9 thoughts to Survival Gear Dollar Store Where Can I Buy At 4:46

  1. I guess minimalist Rambo here hasn't heard of a victorinox with plus scales before.

  2. Thanks for the excellent comments! I've currently reviewing my different packs and will certainly take your comments into consideration! I'm ALWAYS looking for ways to get rid of items in my packs that I really don't need or are duplicates of already packed items… Now I'll take even a closer look at items in ALL three of my packs and get rid of items that are duplicates or totally unnecessary! Again, THANKS for the video!!! STAY SAFE and HEALTHY ALWAYS!!!

  3. I've never seen any videos by this guy, but… is it just me or does he maybe have a few screws loose?

  4. An old video but still entertaining and relevant. I agree with some of the stuff but a light and water treatment tablets are things I always carry. Setting up camp and gathering wood are things that would, ideally, be done before dark. But if you're in a survival situation then- spoiler alert!- things have already gone wrong. The only time in all my years that I had to deploy my survival kit for real I was on a mountain in Idaho, just over freezing and just wearing jeans a T-shirt. They say judgement comes from experience, which comes from bad judgement. That's about right! A string of small things left me stranded on that mountain, and any single one wouldn't have been that bad alone. Due to circumstances I didn't hunker down for the night til a few hours after dark. My PSK was pretty well stocked and helped me get through it. A big element was the light. Being forced to collect wood on a moonless night is challenging, and would have been much harder without light. And of course the risk of losing an eye going way up moving through dense forests with no light.

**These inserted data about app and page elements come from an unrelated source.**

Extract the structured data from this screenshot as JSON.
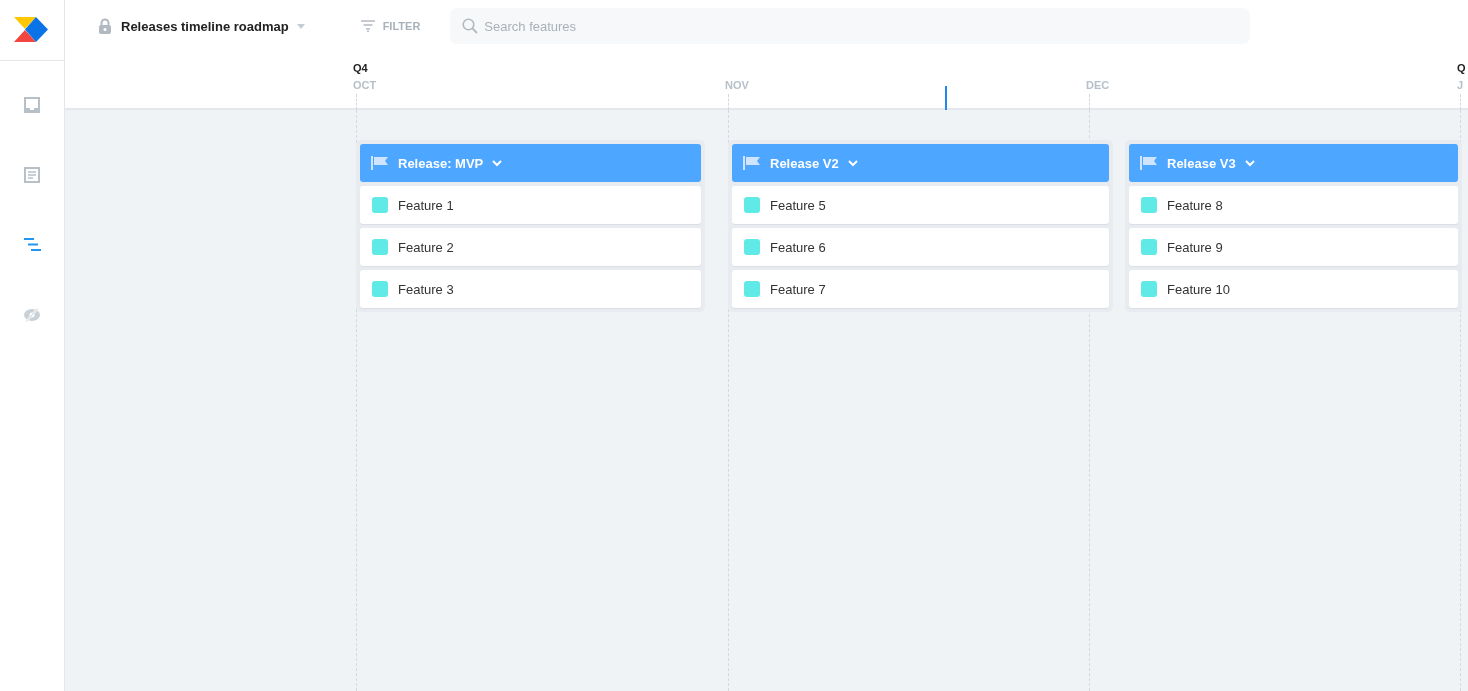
{
  "topbar": {
    "board_title": "Releases timeline roadmap",
    "filter_label": "FILTER",
    "search": {
      "placeholder": "Search features"
    }
  },
  "sidebar": {
    "items": [
      {
        "kind": "inbox",
        "selected": false
      },
      {
        "kind": "document",
        "selected": false
      },
      {
        "kind": "roadmap",
        "selected": true
      },
      {
        "kind": "hidden",
        "selected": false
      }
    ]
  },
  "timeline": {
    "months": [
      {
        "label": "OCT",
        "quarter": "Q4"
      },
      {
        "label": "NOV"
      },
      {
        "label": "DEC"
      },
      {
        "label": "J",
        "quarter": "Q"
      }
    ],
    "releases": [
      {
        "name": "Release: MVP",
        "features": [
          "Feature 1",
          "Feature 2",
          "Feature 3"
        ]
      },
      {
        "name": "Release V2",
        "features": [
          "Feature 5",
          "Feature 6",
          "Feature 7"
        ]
      },
      {
        "name": "Release V3",
        "features": [
          "Feature 8",
          "Feature 9",
          "Feature 10"
        ]
      }
    ]
  }
}
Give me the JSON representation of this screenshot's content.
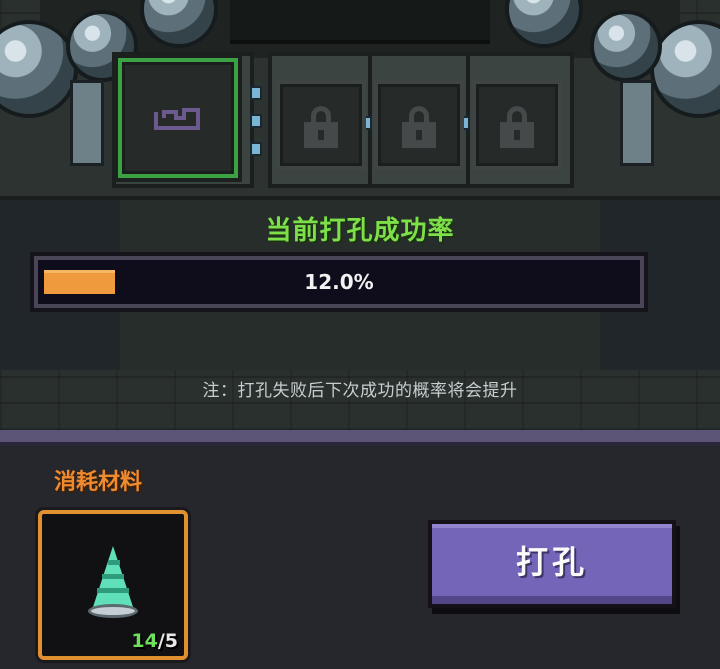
{
  "socket_panel": {
    "slots": [
      {
        "state": "active",
        "icon": "socket-item-outline-icon"
      },
      {
        "state": "locked",
        "icon": "lock-icon"
      },
      {
        "state": "locked",
        "icon": "lock-icon"
      },
      {
        "state": "locked",
        "icon": "lock-icon"
      }
    ]
  },
  "success_rate": {
    "title": "当前打孔成功率",
    "value": 0.12,
    "label": "12.0%"
  },
  "note": "注：打孔失败后下次成功的概率将会提升",
  "materials": {
    "title": "消耗材料",
    "item_icon": "drill-bit-icon",
    "have": "14",
    "need": "/5"
  },
  "action": {
    "button_label": "打孔"
  },
  "colors": {
    "active_slot_border": "#3ba243",
    "rate_title": "#7ee048",
    "progress_fill": "#ef9a3c",
    "material_border": "#e0902f",
    "button_bg": "#7565b8",
    "count_have": "#6fe05b"
  }
}
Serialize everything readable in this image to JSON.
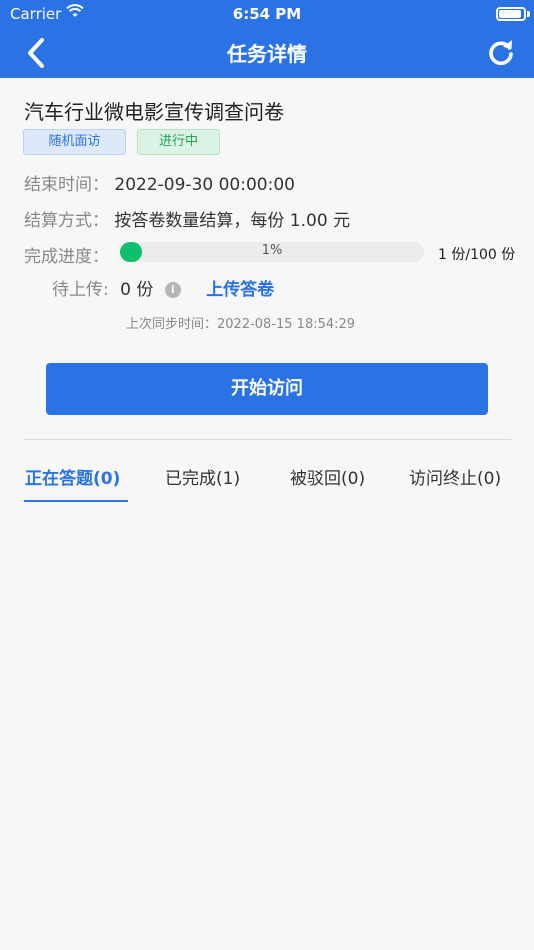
{
  "status_bar": {
    "carrier": "Carrier",
    "time": "6:54 PM"
  },
  "nav": {
    "title": "任务详情",
    "back_icon": "chevron-left-icon",
    "refresh_icon": "refresh-icon"
  },
  "task": {
    "title": "汽车行业微电影宣传调查问卷",
    "tags": [
      {
        "label": "随机面访",
        "color": "#2b73e5"
      },
      {
        "label": "进行中",
        "color": "#21a35a"
      }
    ],
    "end_time_label": "结束时间：",
    "end_time": "2022-09-30 00:00:00",
    "settle_label": "结算方式：",
    "settle_value": "按答卷数量结算，每份 1.00 元",
    "progress_label": "完成进度：",
    "progress_percent": 1,
    "progress_text": "1%",
    "progress_count": "1 份/100 份",
    "pending_label": "待上传:",
    "pending_value": "0 份",
    "upload_link": "上传答卷",
    "last_sync": "上次同步时间：2022-08-15 18:54:29"
  },
  "start_button": "开始访问",
  "tabs": [
    {
      "label": "正在答题(0)",
      "active": true
    },
    {
      "label": "已完成(1)",
      "active": false
    },
    {
      "label": "被驳回(0)",
      "active": false
    },
    {
      "label": "访问终止(0)",
      "active": false
    }
  ],
  "colors": {
    "primary": "#2b73e5",
    "progress": "#0fbf6c"
  }
}
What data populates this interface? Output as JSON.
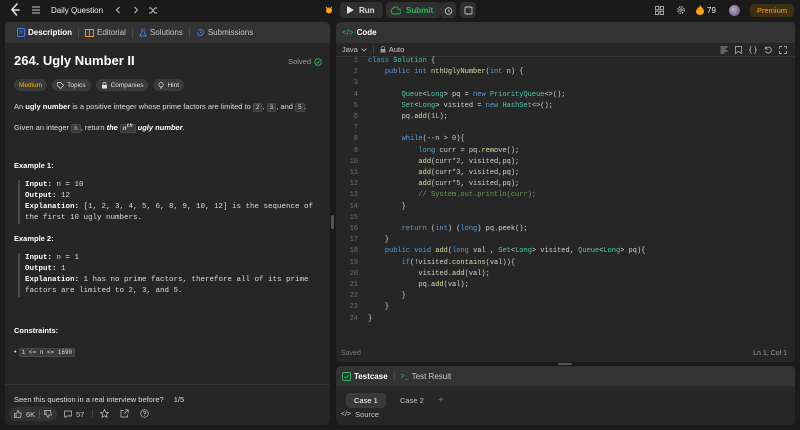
{
  "topbar": {
    "daily_label": "Daily Question",
    "run_label": "Run",
    "submit_label": "Submit",
    "streak_count": "79",
    "premium_label": "Premium"
  },
  "left_tabs": [
    {
      "label": "Description",
      "icon": "document-icon"
    },
    {
      "label": "Editorial",
      "icon": "book-icon"
    },
    {
      "label": "Solutions",
      "icon": "flask-icon"
    },
    {
      "label": "Submissions",
      "icon": "history-icon"
    }
  ],
  "problem": {
    "title": "264. Ugly Number II",
    "status": "Solved",
    "difficulty": "Medium",
    "chips": [
      "Topics",
      "Companies",
      "Hint"
    ],
    "p1_a": "An ",
    "p1_b": "ugly number",
    "p1_c": " is a positive integer whose prime factors are limited to ",
    "p1_n2": "2",
    "p1_comma": ",",
    "p1_n3": "3",
    "p1_and": ", and ",
    "p1_n5": "5",
    "p1_dot": ".",
    "p2_a": "Given an integer ",
    "p2_n": "n",
    "p2_b": ", return ",
    "p2_the": "the ",
    "p2_nth": "n",
    "p2_sup": "th",
    "p2_ugly": " ugly number",
    "p2_dot": ".",
    "ex1_head": "Example 1:",
    "ex1_input_label": "Input:",
    "ex1_input": " n = 10",
    "ex1_output_label": "Output:",
    "ex1_output": " 12",
    "ex1_expl_label": "Explanation:",
    "ex1_expl": " [1, 2, 3, 4, 5, 6, 8, 9, 10, 12] is the sequence of",
    "ex1_expl2": "the first 10 ugly numbers.",
    "ex2_head": "Example 2:",
    "ex2_input_label": "Input:",
    "ex2_input": " n = 1",
    "ex2_output_label": "Output:",
    "ex2_output": " 1",
    "ex2_expl_label": "Explanation:",
    "ex2_expl": " 1 has no prime factors, therefore all of its prime",
    "ex2_expl2": "factors are limited to 2, 3, and 5.",
    "constraints_head": "Constraints:",
    "constraint": "1 <= n <= 1690",
    "interview_q": "Seen this question in a real interview before?",
    "interview_pages": "1/5",
    "likes": "6K",
    "comments": "57"
  },
  "code_panel": {
    "title": "Code",
    "language": "Java",
    "mode": "Auto",
    "saved": "Saved",
    "cursor": "Ln 1, Col 1"
  },
  "code_lines": [
    "class Solution {",
    "    public int nthUglyNumber(int n) {",
    "",
    "        Queue<Long> pq = new PriorityQueue<>();",
    "        Set<Long> visited = new HashSet<>();",
    "        pq.add(1L);",
    "",
    "        while(--n > 0){",
    "            long curr = pq.remove();",
    "            add(curr*2, visited,pq);",
    "            add(curr*3, visited,pq);",
    "            add(curr*5, visited,pq);",
    "            // System.out.println(curr);",
    "        }",
    "",
    "        return (int) (long) pq.peek();",
    "    }",
    "    public void add(long val , Set<Long> visited, Queue<Long> pq){",
    "        if(!visited.contains(val)){",
    "            visited.add(val);",
    "            pq.add(val);",
    "        }",
    "    }",
    "}"
  ],
  "testcase": {
    "tab1": "Testcase",
    "tab2": "Test Result",
    "case1": "Case 1",
    "case2": "Case 2",
    "add": "+",
    "source": "Source"
  }
}
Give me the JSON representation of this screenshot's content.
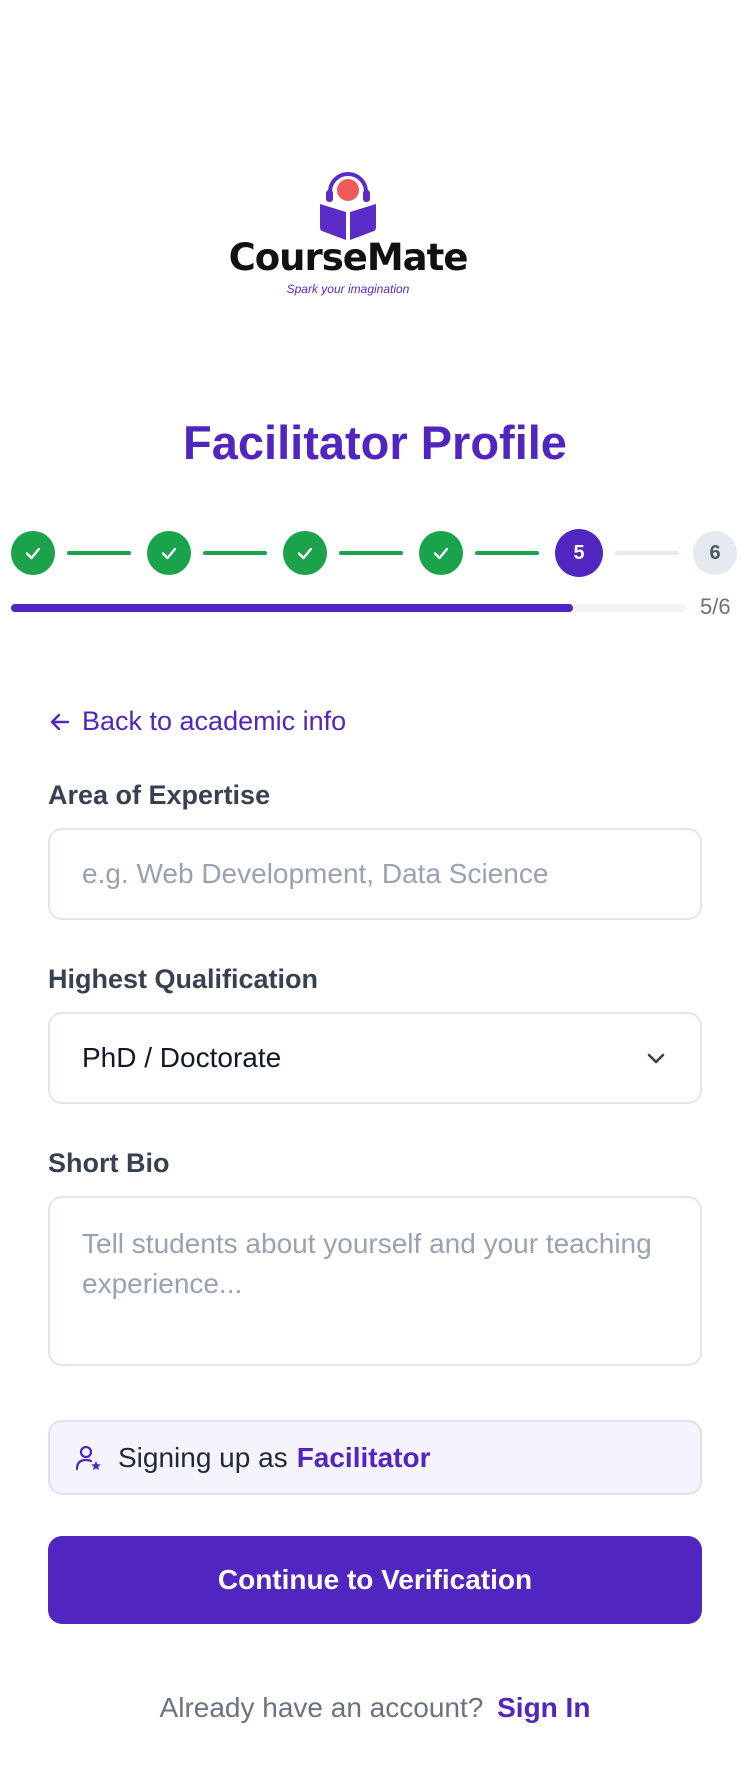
{
  "brand": {
    "name": "CourseMate",
    "tagline": "Spark your imagination",
    "colors": {
      "primary": "#5125c0",
      "success": "#1aa34a",
      "logo_accent": "#f05a5a"
    }
  },
  "page_title": "Facilitator Profile",
  "stepper": {
    "steps": [
      {
        "label": "",
        "state": "done",
        "icon": "check-icon"
      },
      {
        "label": "",
        "state": "done",
        "icon": "check-icon"
      },
      {
        "label": "",
        "state": "done",
        "icon": "check-icon"
      },
      {
        "label": "",
        "state": "done",
        "icon": "check-icon"
      },
      {
        "label": "5",
        "state": "current"
      },
      {
        "label": "6",
        "state": "todo"
      }
    ],
    "progress_fraction": 0.8333,
    "progress_text": "5/6"
  },
  "back_link": {
    "label": "Back to academic info",
    "icon": "arrow-left-icon"
  },
  "form": {
    "expertise": {
      "label": "Area of Expertise",
      "placeholder": "e.g. Web Development, Data Science",
      "value": ""
    },
    "qualification": {
      "label": "Highest Qualification",
      "selected": "PhD / Doctorate",
      "icon": "chevron-down-icon"
    },
    "bio": {
      "label": "Short Bio",
      "placeholder": "Tell students about yourself and your teaching experience...",
      "value": ""
    }
  },
  "role_notice": {
    "prefix": "Signing up as",
    "role": "Facilitator",
    "icon": "user-star-icon"
  },
  "cta": {
    "label": "Continue to Verification"
  },
  "footer": {
    "prompt": "Already have an account?",
    "link": "Sign In"
  }
}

    Likewise I too would rather boil than drink water that tastes like a swimming pool. But it's not always an option to boil and I feel there's a place for chemical treatment. It can work while you're not working, when you're moving, when things are very dry and a fire is risky and when it's wet and you can't keep a fire going.

    I think you present a false dichotomy- it's nice like you'll have either Aquatabs OR good fire gear. You can have both. IMOHO, anyone who deliberately goes into the woods with an Altoids tin PSK and nothing else is a dumbass. If through-hikers can go 50 miles per day with a 20 lb pack then anyone should be able to manage a 10 lb daypack. Any self respecting Boy Scout can go out in nice weather at 8:00 am and set up a camp by 5:00 pm with minimal gear. But survival situations don't always happen at 8:00 am on a sunny day. They usually happen when bad weather or an injury slows travel or when you get lost and finally admit when the sun is three fingers off the horizon that you're stuck where you're at for the night.

    Lastly, I'm also not a big proponent of the pencil and paper. Yet in one well publicized case a hiker got lost (on the AT iirc) and couldn't find the trail again. Her remains were found a couple years later, and in her tent was a note imploring whoever finds her body, no matter how many years from now, to please tell her husband and family to give them closure. I guess the point is you don't really know the day or the hour of your death and you may need supplies you didn't anticipate. More items means more options. At any rate, HYOH. Good video.

  5. Survival kits are good for the economy. Buy more shit and it is less likely that you'll need to bug out